Mini Review: Crank by Ellen HopkinsCrank by Ellen Hopkins
Series: Crank #1
Genre: Contemporary
Release Date: October 1, 2004
Publisher: Margaret K. McElderry Books
Source: Bought
Add it: Goodreads
Rating: two-stars

This is a story about a monster. Not a dragon or a mythological beast, but a very real, very destructive monster--crystal meth--that takes hold of seventeen-year-old Kristina Snow and transforms her into her reckless alter-ego Bree. Based on her own daughter's addiction to crystal meth, Ellen Hopkins' novel-in-verse is a vivid, transfixing look into teenage drug use. Told in Kristina's voice, it provides a realistic portrayal of the tortured logic of an addict.

I appreciate what Ellen Hopkins is doing here, I really do. Raising awareness for drug abuse and mental illness is A+ and she should carry on doing what she’s doing. That said, I didn’t enjoy this book for one sole reason: the writing. I’d never read a book written in verse before, but I figured Ellen Hopkins would have been a great starting point. I didn’t like it. I really struggled to get sucked into the story and to feel anything at all for the characters. Crank was a quick read because sometimes there were barely any words on a page, but I didn’t fly through it because I loved it.

I’m almost tempted to carry on with this series out of curiosity over what happens next, but I’m not sure I can bring myself to do it. Maybe I need practise with such books? If I read more books that are written in verse, maybe I’ll get used to the writing style? I’m not sure. But I’m disappointed.

Book Review: Clockwork Angel by Cassandra Clare

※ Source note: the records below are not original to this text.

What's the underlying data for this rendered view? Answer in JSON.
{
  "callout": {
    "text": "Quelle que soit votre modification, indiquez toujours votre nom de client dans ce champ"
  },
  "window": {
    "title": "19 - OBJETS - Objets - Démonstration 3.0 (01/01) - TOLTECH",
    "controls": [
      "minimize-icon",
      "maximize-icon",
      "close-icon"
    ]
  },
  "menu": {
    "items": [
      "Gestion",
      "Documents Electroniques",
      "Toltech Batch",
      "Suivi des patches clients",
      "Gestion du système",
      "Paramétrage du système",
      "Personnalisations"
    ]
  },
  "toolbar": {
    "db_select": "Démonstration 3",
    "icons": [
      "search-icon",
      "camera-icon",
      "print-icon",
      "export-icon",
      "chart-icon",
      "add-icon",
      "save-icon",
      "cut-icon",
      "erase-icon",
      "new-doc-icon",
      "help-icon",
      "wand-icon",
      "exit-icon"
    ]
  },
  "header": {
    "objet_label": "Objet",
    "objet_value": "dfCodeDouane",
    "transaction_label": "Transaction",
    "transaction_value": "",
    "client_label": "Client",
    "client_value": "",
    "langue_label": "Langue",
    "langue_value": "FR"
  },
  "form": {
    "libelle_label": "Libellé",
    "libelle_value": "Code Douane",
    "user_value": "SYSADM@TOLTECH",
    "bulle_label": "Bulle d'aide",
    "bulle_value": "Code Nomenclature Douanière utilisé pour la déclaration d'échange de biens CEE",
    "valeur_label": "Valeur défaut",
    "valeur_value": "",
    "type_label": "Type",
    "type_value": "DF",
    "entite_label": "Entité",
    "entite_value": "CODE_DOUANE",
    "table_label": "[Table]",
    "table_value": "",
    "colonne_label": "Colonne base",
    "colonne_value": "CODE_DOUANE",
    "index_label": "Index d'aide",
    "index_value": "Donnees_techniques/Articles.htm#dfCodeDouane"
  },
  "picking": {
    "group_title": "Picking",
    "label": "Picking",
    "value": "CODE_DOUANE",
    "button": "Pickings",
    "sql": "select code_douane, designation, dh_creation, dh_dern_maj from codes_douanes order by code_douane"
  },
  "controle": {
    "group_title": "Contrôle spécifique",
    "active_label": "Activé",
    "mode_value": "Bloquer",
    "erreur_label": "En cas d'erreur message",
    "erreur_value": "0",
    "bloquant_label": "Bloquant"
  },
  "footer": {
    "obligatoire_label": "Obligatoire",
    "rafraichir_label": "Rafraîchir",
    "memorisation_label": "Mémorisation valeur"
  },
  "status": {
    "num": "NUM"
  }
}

Book Review: Clockwork Angel by Cassandra ClareClockwork Angel by Cassandra Clare
Series: The Infernal Devices #1
Genre: Paranormal
Release Date: August 31st, 2010
Publisher: Margaret K. McElderry Books
Source: Bought
Add it: Goodreads
Rating: three-stars

In a time when Shadowhunters are barely winning the fight against the forces of darkness, one battle will change the course of history forever. Welcome to the Infernal Devices trilogy, a stunning and dangerous prequel to the New York Timesbestselling Mortal Instruments series.

The year is 1878. Tessa Gray descends into London’s dark supernatural underworld in search of her missing brother. She soon discovers that her only allies are the demon-slaying Shadowhunters—including Will and Jem, the mysterious boys she is attracted to. Soon they find themselves up against the Pandemonium Club, a secret organization of vampires, demons, warlocks, and humans. Equipped with a magical army of unstoppable clockwork creatures, the Club is out to rule the British Empire, and only Tessa and her allies can stop them...

I am a huge fan of Cassandra Clare’s previous series – The Mortal Instruments – and I have to say that, to start with, I was a little worried about Clockwork Angel because I had a feeling that the storyline and the characters were going to be repeats of those in TMI. However, being the huge fan that I am, I couldn’t wait to start CA, despite my reservations. I was very pleased to find that I loved Clockwork Angel! I thought it was really good. Continue reading